When you’ve been looking for new talent – designers or interns – for House of Holland, what do you think makes people stand out during the application process? What’s impressed you in the past?
I need to see personality. You can only get so much from a great portfolio, but it’s always the added details that make the difference and make someone memorable.
“I once said during an interview that I loved Cadburys Mini Eggs, and the next day a CV arrived with 5 bags of Mini Eggs! That person immediately got an internship. She made me sit up and take notice, and that level of ambition and ingenuity told me more about her than any CV or portfolio. It was JUST about the bribe.” J
And what do you hate to see during the application/interview process?
The phrase “I have a passion for fashion” in a covering letter. We all do, that’s why we’re here! I want to know why, or how, that translates itself into your life.
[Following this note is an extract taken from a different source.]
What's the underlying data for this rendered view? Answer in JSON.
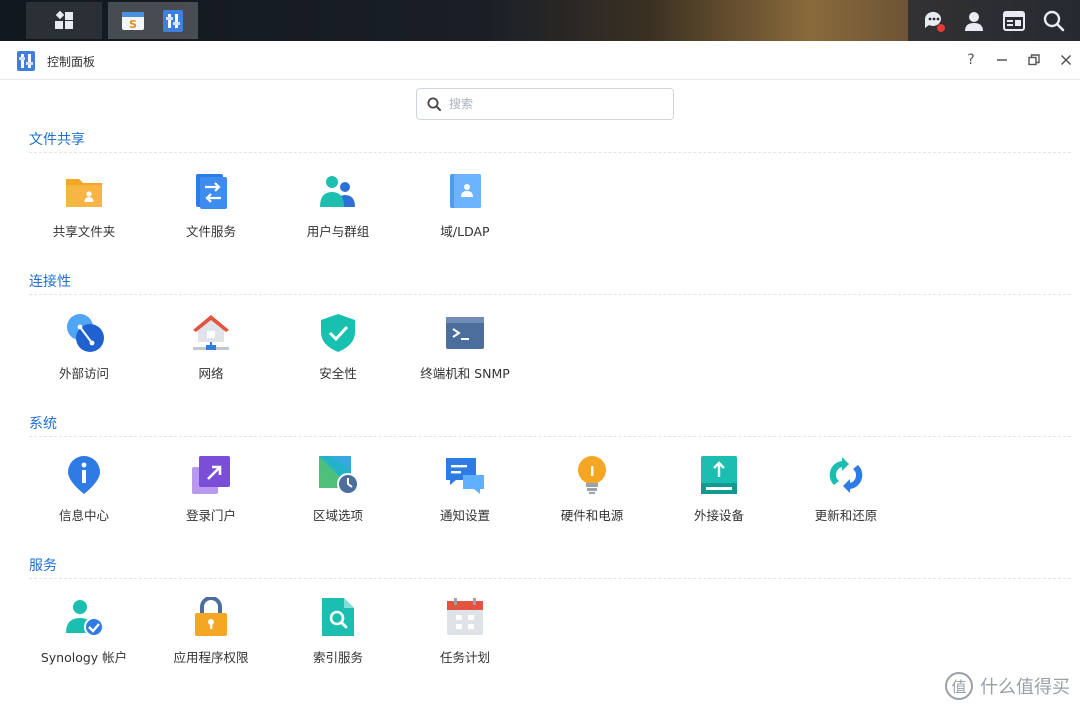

What do you like to see in a portfolio, when people are interviewing with you? What makes a good design portfolio, in your opinion?
A strong sense of development, and evidence that someone thinks in a 360 degree way, from concept through to realisation – this shows me that someone is able to work with the team and understand the different levels of the process. A great taste level is also key and not something that you can train someone to have. And finally, personality – I need to know that you becoming a part of our company ‘family’ is going to work, so I need to know who you are, as well as what you can do.
Do you mind me mentioning that – sadly – you’ve closed your label?
We recently went into administration, which was a heart wrenching decision, but I knew was the right thing to do. The Covid-19 situation put a halt on a lot of projects that we were working on in China, and forced our hand, but it was the most responsible path to take. It was so hard to have to do that, however the 13 years I had at the helm of House of Holland fill me with nothing but pride and gratitude, and I cannot wait to start my next chapter.
Follow Henry on IG@henryholland